There is also a considerable exodus of players and coaches to other countries in Europe both for financial and developmental reasons. Lack of funding and the difficulty of attracting good sponsorship tend to result in the priority being to reward the players rather than the coaches. This combined with poor coaching development has resulted in a lack of high-level coaches and trainers country-wide. In many of the smaller clubs there is very limited expertise, in the big clubs trainers have too many players and too little time and often other priorities rather than developing the young. As a result there is usually not enough individual help and technique is poor in the formative years. A considerable number of players develop with built-in defects which limit their ultimate level of achievement — this is particularly noticeable with girl players.

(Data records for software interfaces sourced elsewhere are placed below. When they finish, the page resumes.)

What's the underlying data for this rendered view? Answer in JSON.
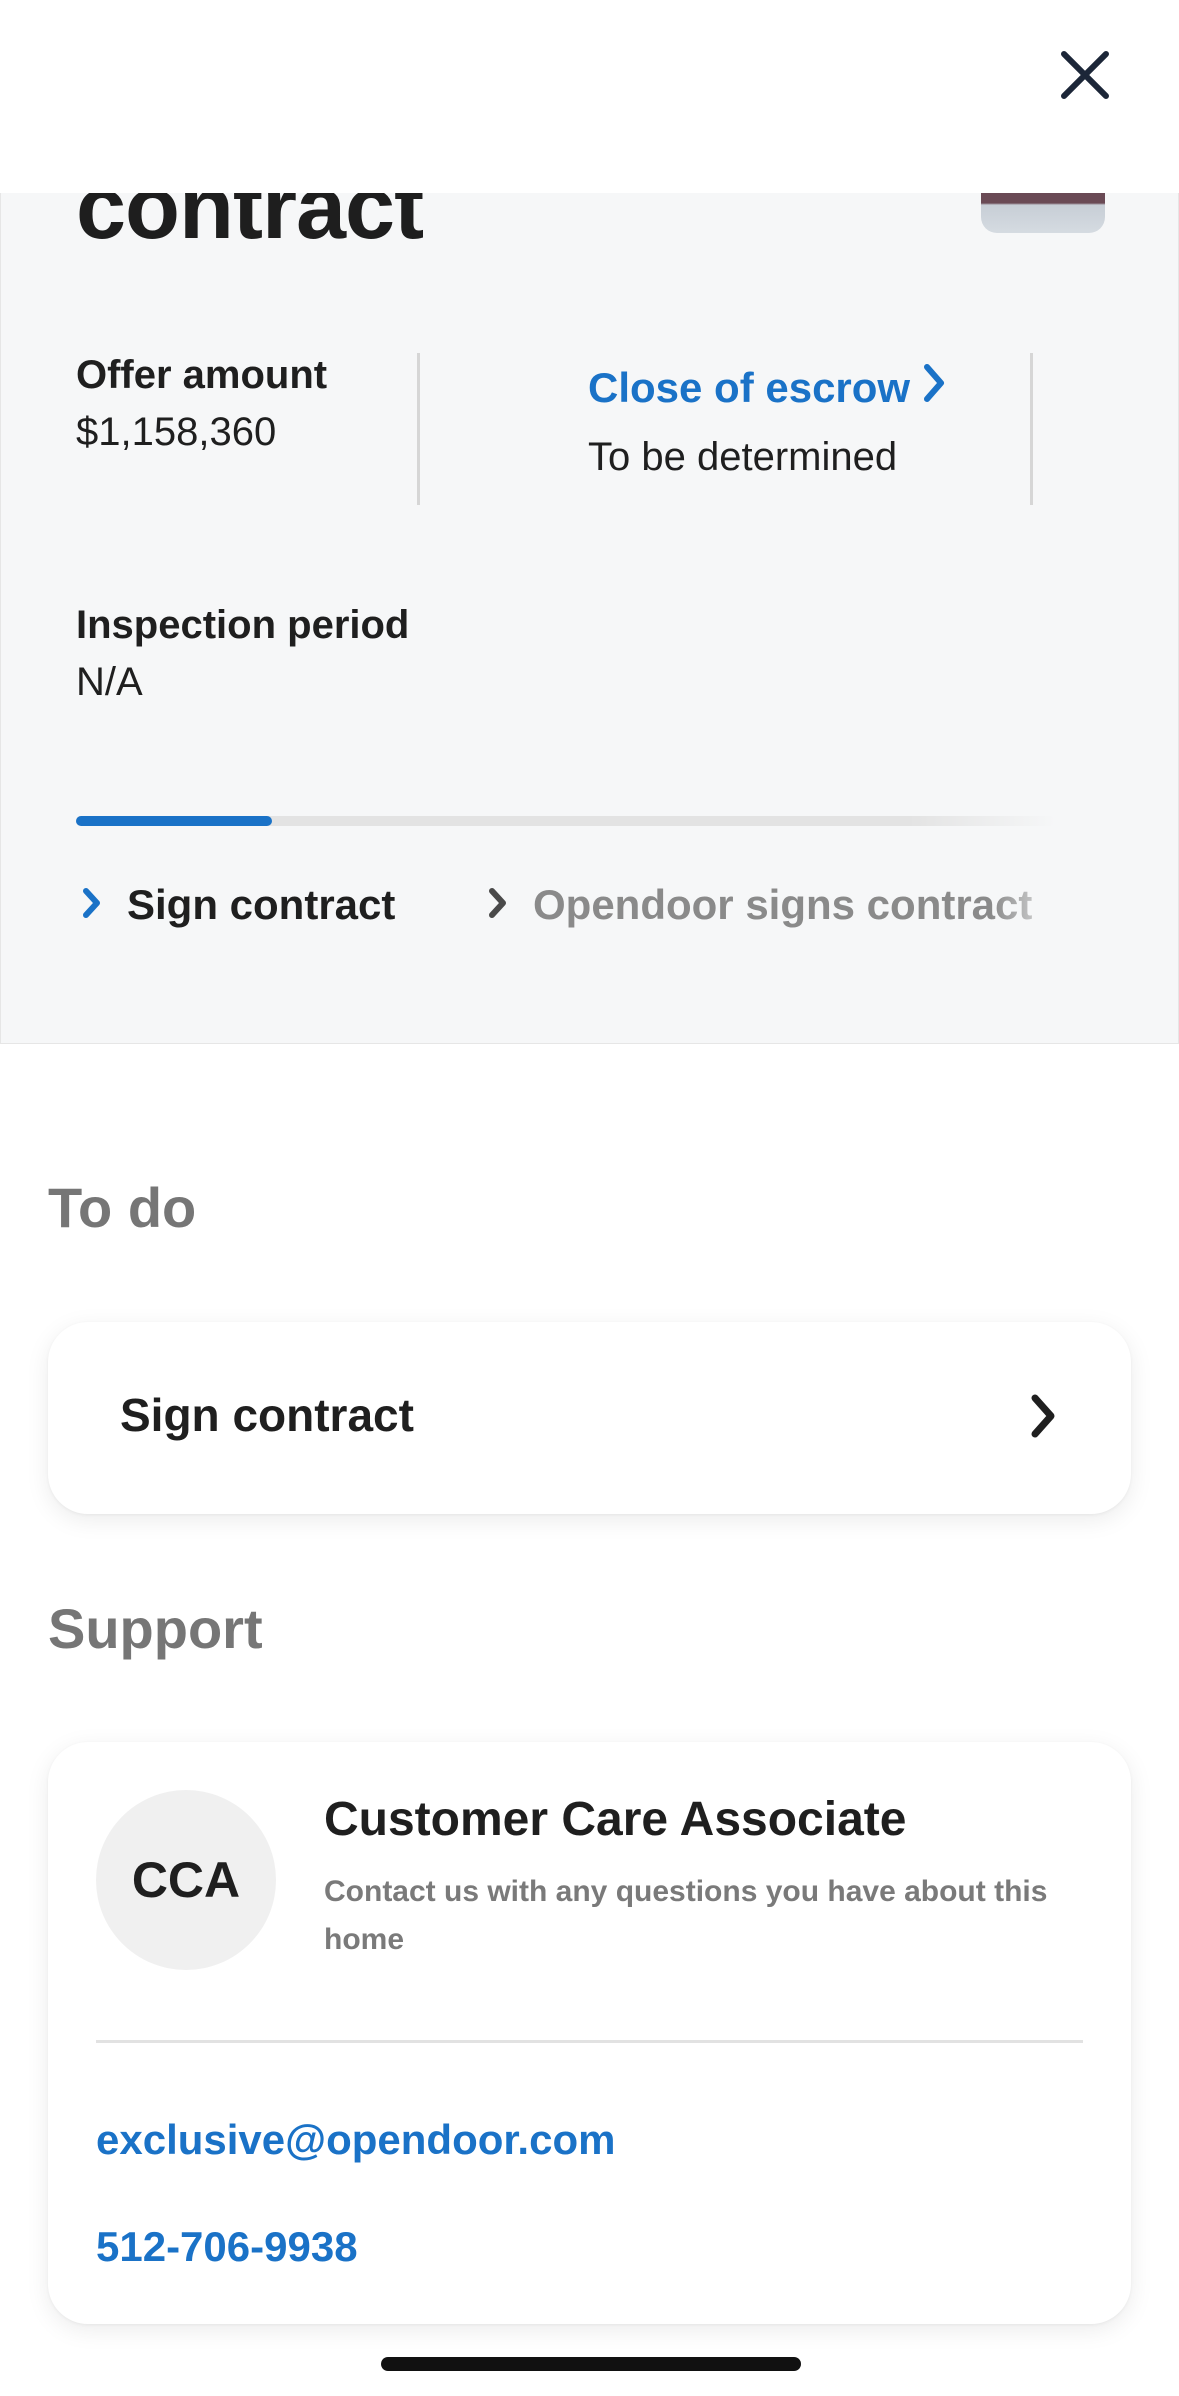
{
  "header": {
    "title": "contract",
    "close_icon": "close-icon"
  },
  "offer": {
    "label": "Offer amount",
    "value": "$1,158,360"
  },
  "escrow": {
    "label": "Close of escrow",
    "value": "To be determined"
  },
  "inspection": {
    "label": "Inspection period",
    "value": "N/A"
  },
  "progress": {
    "fraction": 0.2
  },
  "steps": [
    {
      "label": "Sign contract",
      "state": "active"
    },
    {
      "label": "Opendoor signs contract",
      "state": "upcoming"
    }
  ],
  "todo": {
    "heading": "To do",
    "items": [
      {
        "label": "Sign contract"
      }
    ]
  },
  "support": {
    "heading": "Support",
    "avatar_initials": "CCA",
    "name": "Customer Care Associate",
    "description": "Contact us with any questions you have about this home",
    "email": "exclusive@opendoor.com",
    "phone": "512-706-9938"
  },
  "colors": {
    "accent": "#1a72c7",
    "panel_bg": "#f6f7f8",
    "text": "#1f1f1f",
    "muted": "#767676"
  }
}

Other areas where coaching is deficient are in the knowledge and use of different rubbers and how to cope especially with combination bats or defenders. The single biggest weakness is in the development of individual style. Modern coaching in Sweden appears to be moving towards the stereotyped robot-like game — there is little understanding that each player is unique with differing reactions, talents and strengths and that style should be directed towards what he or she does best. This is not quite so much of a problem in the boys’ game — there are fewer styles here and the great role models are still playing (but for how much longer). In the girls’ game which relies so much more on being different to achieve success, this lack of direction in the coaching structure is serious.
If we draw a comparison between table tennis in Sweden and England, we can see that although Sweden has started on the downward cycle, it is by no means so far down the curve as England and there are still ways back to the top. The great players are still there, still winning titles at the highest level, but for how much longer, two years or three? It can be very important how their expertise is used when they retire. The extended club structure in Sweden, some 900 clubs with from only several players to several hundreds, gives immense depth in standard, which you see in the leagues and tournaments. This club system provides strong support to the players in terms of a social structure, older players, advice and corner-men; there is a wealth of experience and guidance to call on.

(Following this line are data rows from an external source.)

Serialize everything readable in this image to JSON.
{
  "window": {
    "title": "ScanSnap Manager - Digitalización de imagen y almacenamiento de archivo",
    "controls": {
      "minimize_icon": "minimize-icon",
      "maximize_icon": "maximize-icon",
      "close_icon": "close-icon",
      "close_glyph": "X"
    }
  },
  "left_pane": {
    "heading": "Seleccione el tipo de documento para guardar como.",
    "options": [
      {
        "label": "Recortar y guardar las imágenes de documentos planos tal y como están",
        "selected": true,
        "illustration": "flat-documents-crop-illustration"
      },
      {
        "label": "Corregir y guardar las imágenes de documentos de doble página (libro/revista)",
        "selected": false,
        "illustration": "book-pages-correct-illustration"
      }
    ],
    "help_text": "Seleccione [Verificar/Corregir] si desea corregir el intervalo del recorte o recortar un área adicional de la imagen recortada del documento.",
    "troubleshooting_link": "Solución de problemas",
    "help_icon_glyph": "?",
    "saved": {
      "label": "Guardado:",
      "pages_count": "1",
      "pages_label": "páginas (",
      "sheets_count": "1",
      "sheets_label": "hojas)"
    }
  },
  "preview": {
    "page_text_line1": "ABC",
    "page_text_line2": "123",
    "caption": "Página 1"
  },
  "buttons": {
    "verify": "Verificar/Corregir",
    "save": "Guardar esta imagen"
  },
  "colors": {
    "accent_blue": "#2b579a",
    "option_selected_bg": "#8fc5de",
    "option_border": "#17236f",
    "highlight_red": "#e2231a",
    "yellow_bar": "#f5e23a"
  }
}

But time and tide wait for no man, or country — the world moves on. It is not enough to drift or to live on past achievements. Even a country with Sweden’s reputation and history of success must look to the future and organize and plan. Achievements in the European Junior Championships, especially in the girls, have hardly been encouraging for the future. The lack of coaching structure, the failure of younger players to emerge to assume the mantle of greatness and the stark realities of sponsorship (if you can’t attract sponsors after winning the World and European men’s team events, just when can you?) do not augur well for the future. However, back in the early ‘80’s a group of proud young men got together and laid a base for achievements that rocked the table tennis world. It’s been done before, perhaps it can be done again!